That's why Instagram added a new ad unit last month designed as a digital analog to the multi-page print magazine spread. In each so-called carousel ad, advertisers can include up to four photos that people can swipe through as well as a link to a dedicated landing page.
In an interview with Ad Age in March, Instagram's global head of business and brand development James Quarles said the carousel ads were an answer for advertisers looking to do deeper storytelling with their ads on the Facebook-owned photo-sharing service.
For example, Old Navy will use the carousel ads to promote its Baja wear through a series of day-in-the-life vignettes (as seen the photo at the top of this article). By blending the product with real-life scenes, people will be able to see how to wear items from Old Navy's Baja line as well as when and where to wear them, according to Old Navy's director of digital and social strategy Taylor Bux.
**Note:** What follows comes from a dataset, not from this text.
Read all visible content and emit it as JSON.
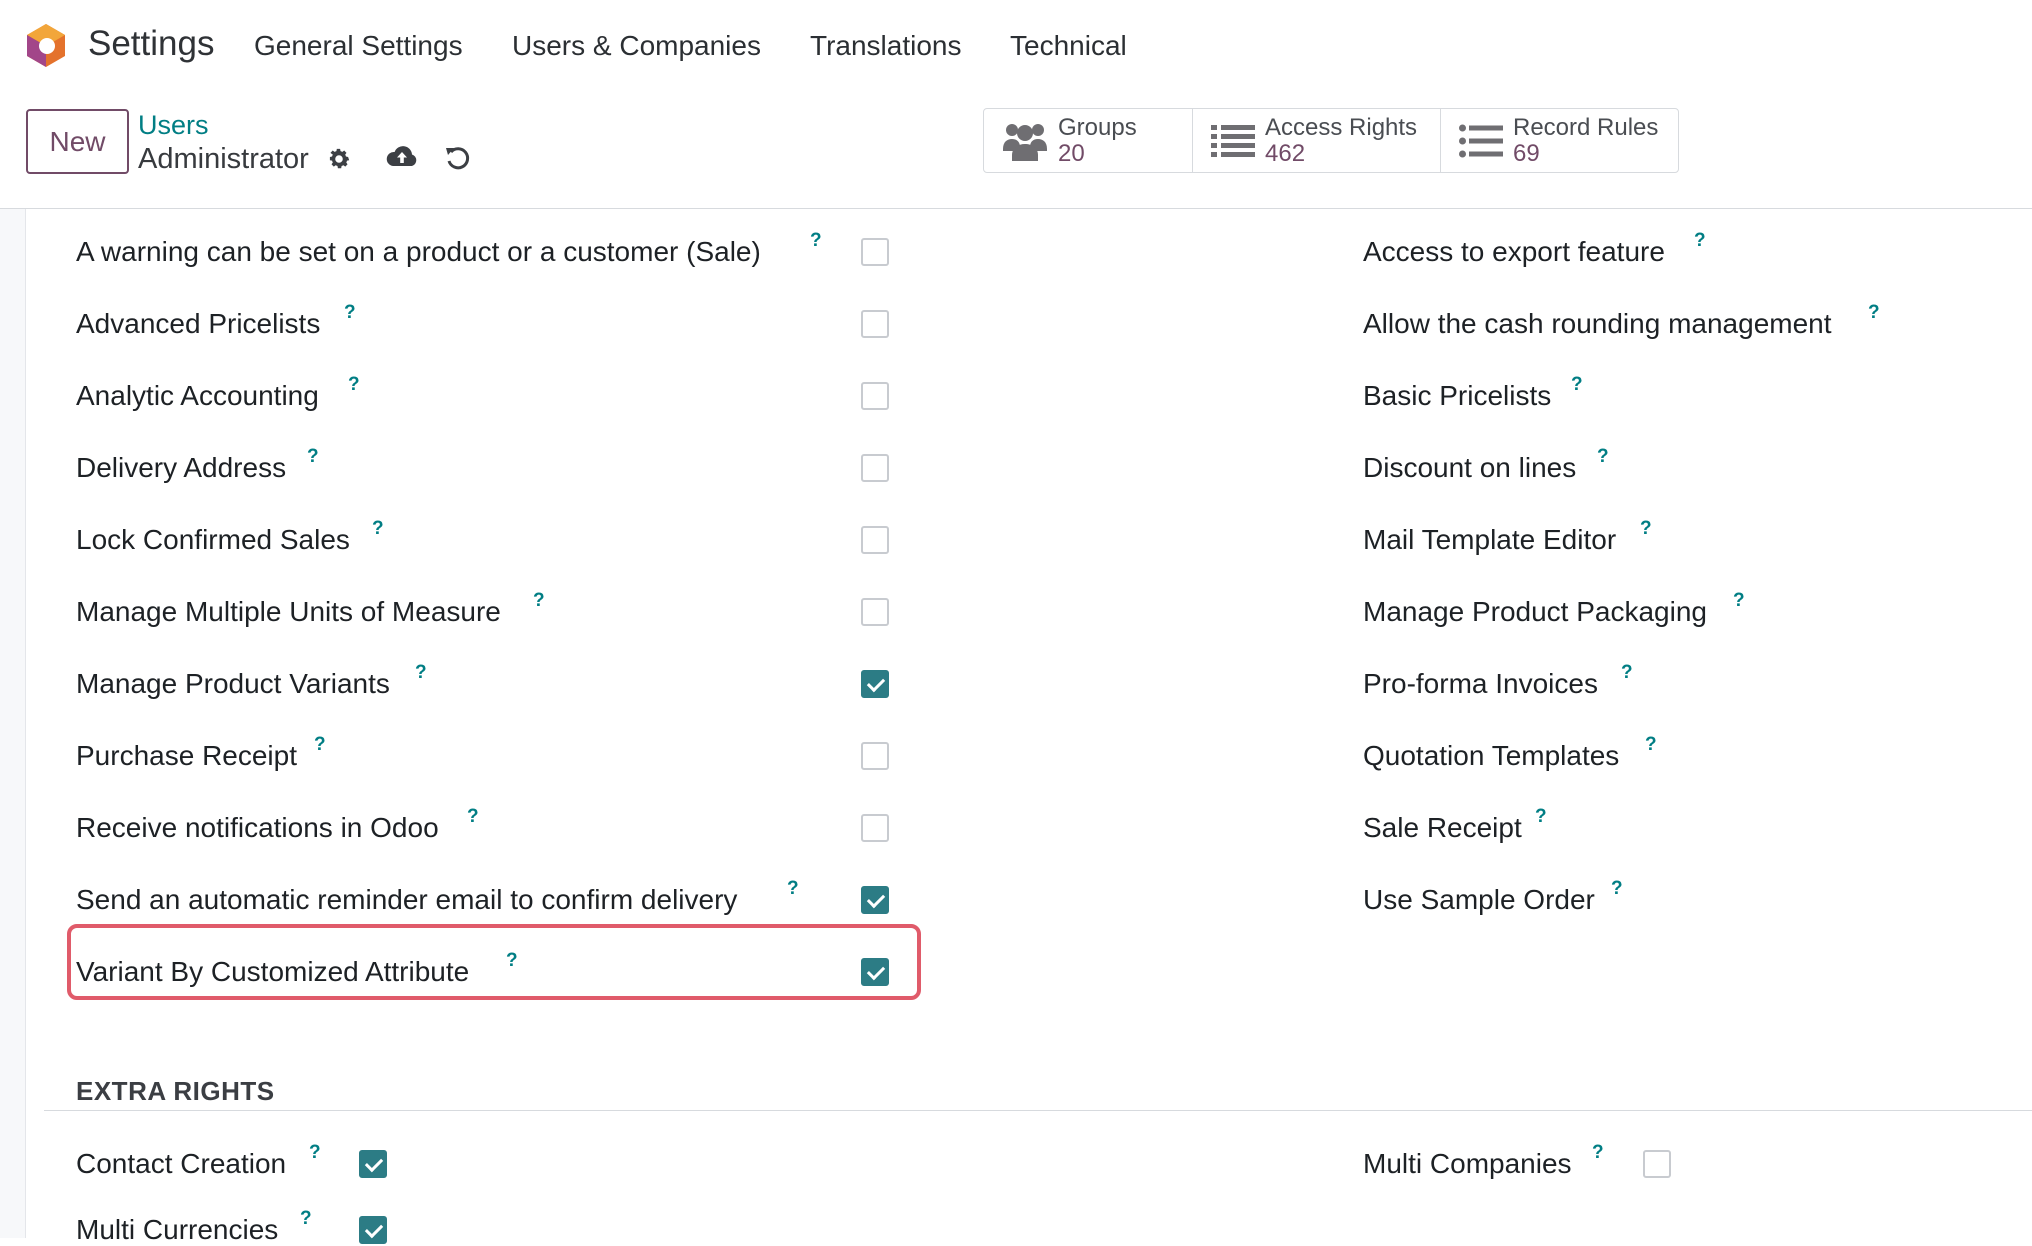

"The way we're crafting the story is putting it into the context of real life. The model who's wearing the product is actually experiencing a day at the beach: surfing, meeting that guy, having an ice cream cone. And the serialized content is telling that story," Mr. Bux said.
Here are ways other brands will be using Instagram's carousel ads:
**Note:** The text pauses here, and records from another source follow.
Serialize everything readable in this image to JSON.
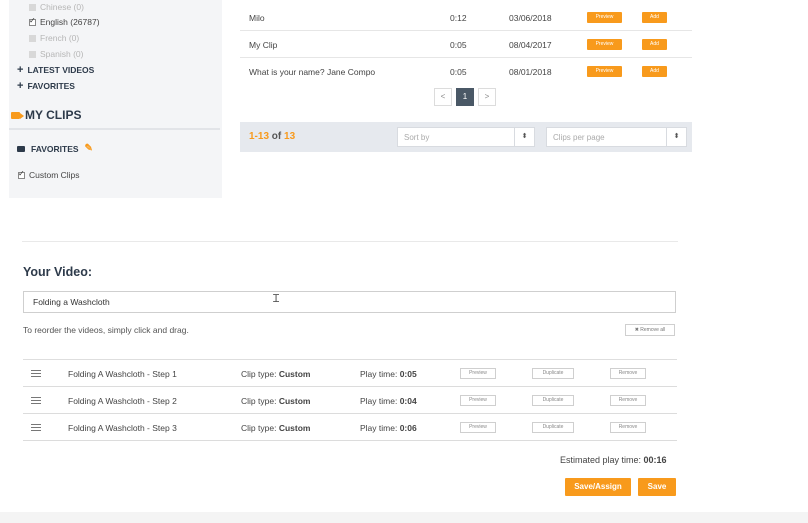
{
  "sidebar": {
    "languages": [
      {
        "label": "Chinese (0)",
        "checked": false
      },
      {
        "label": "English (26787)",
        "checked": true
      },
      {
        "label": "French (0)",
        "checked": false
      },
      {
        "label": "Spanish (0)",
        "checked": false
      }
    ],
    "latest_videos": "LATEST VIDEOS",
    "favorites": "FAVORITES",
    "my_clips": "MY CLIPS",
    "favorites_folder": "FAVORITES",
    "custom_clips": "Custom Clips"
  },
  "results": {
    "rows": [
      {
        "title": "Milo",
        "duration": "0:12",
        "date": "03/06/2018",
        "preview": "Preview",
        "add": "Add"
      },
      {
        "title": "My Clip",
        "duration": "0:05",
        "date": "08/04/2017",
        "preview": "Preview",
        "add": "Add"
      },
      {
        "title": "What is your name? Jane Compo",
        "duration": "0:05",
        "date": "08/01/2018",
        "preview": "Preview",
        "add": "Add"
      }
    ],
    "pagination": {
      "prev": "<",
      "current": "1",
      "next": ">"
    },
    "count_range": "1-13",
    "count_of": "of",
    "count_total": "13",
    "sort_by": "Sort by",
    "clips_per_page": "Clips per page"
  },
  "your_video": {
    "title": "Your Video:",
    "name_value": "Folding a Washcloth",
    "reorder_hint": "To reorder the videos, simply click and drag.",
    "remove_all": "✖ Remove all",
    "clip_type_label": "Clip type:",
    "play_time_label": "Play time:",
    "clips": [
      {
        "name": "Folding A Washcloth - Step 1",
        "clip_type": "Custom",
        "play_time": "0:05"
      },
      {
        "name": "Folding A Washcloth - Step 2",
        "clip_type": "Custom",
        "play_time": "0:04"
      },
      {
        "name": "Folding A Washcloth - Step 3",
        "clip_type": "Custom",
        "play_time": "0:06"
      }
    ],
    "btn_preview": "Preview",
    "btn_duplicate": "Duplicate",
    "btn_remove": "Remove",
    "estimated_label": "Estimated play time:",
    "estimated_value": "00:16",
    "save_assign": "Save/Assign",
    "save": "Save"
  },
  "colors": {
    "accent": "#f89a1c",
    "heading": "#2d3a4a",
    "panel": "#f4f5f7",
    "results_bar": "#e6e9ee"
  }
}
Showtime will use the carousel ads to spotlight different characters from its horror show "Penny Dreadful." Each ad will feature a different character with multiple images taken from the series as a way to spark interest in its second season, which premieres on May 3.
Banana Republic is going the more traditional route. Like a social-infused magazine spread, the retailer's carousel ads will show fashion blogger Aimee Song -- who has more than 2 million followers on Instagram -- decked out in four different outfits to show off Banana Republic's spring collection.
Tiffany & Co. is using the carousel ads to go after guys. The jewelry maker will market its new men's watch with various images that look to play up its Swiss craftsmanship by juxtaposing it with black-and-white images of New York architecture.
Samsung has chosen to put the focus on its Galaxy S6 smartphone's camera with a photo tutorial detailing how to use certain features -- and spotlighting the results with each of the ad's images.